Adults aged 65+ should get at least 7-8 hours of sleep each night. A lack of sleep in seniors can lead to:
- Memory and attention problems
- Nighttime falls
- Depression and anxiety
- Excessive sleepiness during the day
- Increased risk of cardiovascular disease, diabetes, and weight issues
Reasons Why Seniors Don’t Get Enough Sleep
There are a variety of reasons why many seniors frequently don’t get enough sleep. These include (but are not limited to) the following:
- Lack of exercise
- Medication side effects
- Sleep disorders (snoring, sleep apnea, restless legs syndrome, etc.)
- Stress or anxiety
- Chronic pain
- Certain medical conditions (arthritis, asthma, diabetes, etc.)
- Irregular sleep hours
- Uncomfortable sleep environment
Tips for Getting More Sleep
If you’re unhappy with the amount or quality of sleep you get, don’t worry. The tips below can help you fall asleep faster and stay asleep longer:
- Ensure your bedroom is quiet and cool
- Don’t watch TV or read from a backlit device at night (e.g. tablet, smartphone, etc.)
- Keep a consistent sleep schedule
- Practice relaxing bedtime rituals (e.g. taking a bath or listening to quiet music)
- Minimize liquid intake before bed
- Limit caffeine intake late in the day
- Avoid using sleep aids and sleeping pills
- Exercise a few hours before bed
Visit the Doctor Regularly
Regular check-ups with your primary care doctor help you diagnose and treat health problems as quickly as possible. Doctors recommend a wellness visit every two years for older adults, which includes a basic check-up and an assessment of your overall health. Your doctor may also take a blood pressure reading and perform hearing or vision tests, depending on your individual needs.
If you’re a Medicare recipient, you’re entitled to a free “Welcome to Medicare” visit when you enroll. Additionally, Medicare members receive one free wellness visit each year with no copay or deductible through Medicare Part B.
Regular trips to eye doctors and dentists are also crucial to healthy living for seniors. Have your eyes screened for problems on a regular basis, and check your glasses or contacts prescription every year. You should also make sure to visit the dentist every six months to avoid cavities and mouth infections that can influence health conditions like diabetes and heart disease.

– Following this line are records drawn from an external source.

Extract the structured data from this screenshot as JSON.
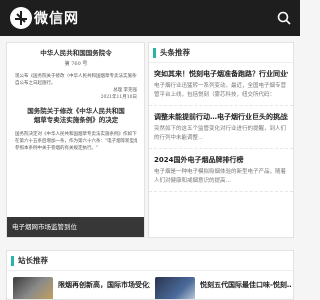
{
  "header": {
    "logo_text": "微信网",
    "brand_color": "#1e1e1e"
  },
  "featured": {
    "caption": "电子烟网市场监管到位",
    "doc": {
      "title": "中华人民共和国国务院令",
      "number": "第 760 号",
      "lines": [
        "现公布《国务院关于修改〈中华人民共和国烟草专卖法实施条例〉的决定》，",
        "自公布之日起施行。"
      ],
      "sign": "总理 李克强",
      "date": "2021年11月10日",
      "title2_line1": "国务院关于修改《中华人民共和国",
      "title2_line2": "烟草专卖法实施条例》的决定",
      "lines2": [
        "国务院决定对《中华人民共和国烟草专卖法实施条例》作如下修改：",
        "在第六十五条后增加一条，作为第六十六条：\"电子烟等新型烟草制品",
        "参照本条例中关于卷烟的有关规定执行。\""
      ]
    }
  },
  "news": {
    "heading": "头条推荐",
    "accent": "#2ab3a8",
    "items": [
      {
        "title": "突如其来！悦刻电子烟准备跑路？行业同业俱乐…",
        "summary": "电子烟行业迅猛转一系列变动，最近，全国电子烟专营管平台上线，包括悦刻（雾芯科技，纽交所代码：RLX）…"
      },
      {
        "title": "调整未能提前行动…电子烟行业巨头的挑战来了",
        "summary": "突然如下的这五个监管变化对行业进行的提醒，到人们的行列中未能调整…"
      },
      {
        "title": "2024国外电子烟品牌排行榜",
        "summary": "电子烟是一种电子模拟吸烟体验的新型电子产品，随着人们对健康和戒烟意识的提高…"
      }
    ]
  },
  "recommend": {
    "heading": "站长推荐",
    "items": [
      {
        "title": "限烟再创新高，国际市场受化为…"
      },
      {
        "title": "悦刻五代国际最佳口味-悦刻…"
      }
    ]
  }
}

Take Advantage Of Preventative Care
When you visit your primary care doctor or specialist, be sure to take advantage of any preventative care they may offer. This may include tests, screenings, vaccinations, and other preventative measures. Most importantly, pay attention to any changes in your body and see a doctor as soon as possible if something seems wrong.
Preventative Care Essentials
Wondering how to stay healthy after 65? Here are a few of the most important steps you can take to feel good for as long as possible:
- Get annual flu and pneumonia vaccinations
- Have your cholesterol checked every five years
- If you’re a woman, get a Pap test every five years and a mammogram every 1-2 years
- Get a tetanus-diphtheria vaccination every 10 years
- Get a one-time shingles vaccination
- If you’re a woman, get a bone density scan
- Get a colonoscopy every 10 years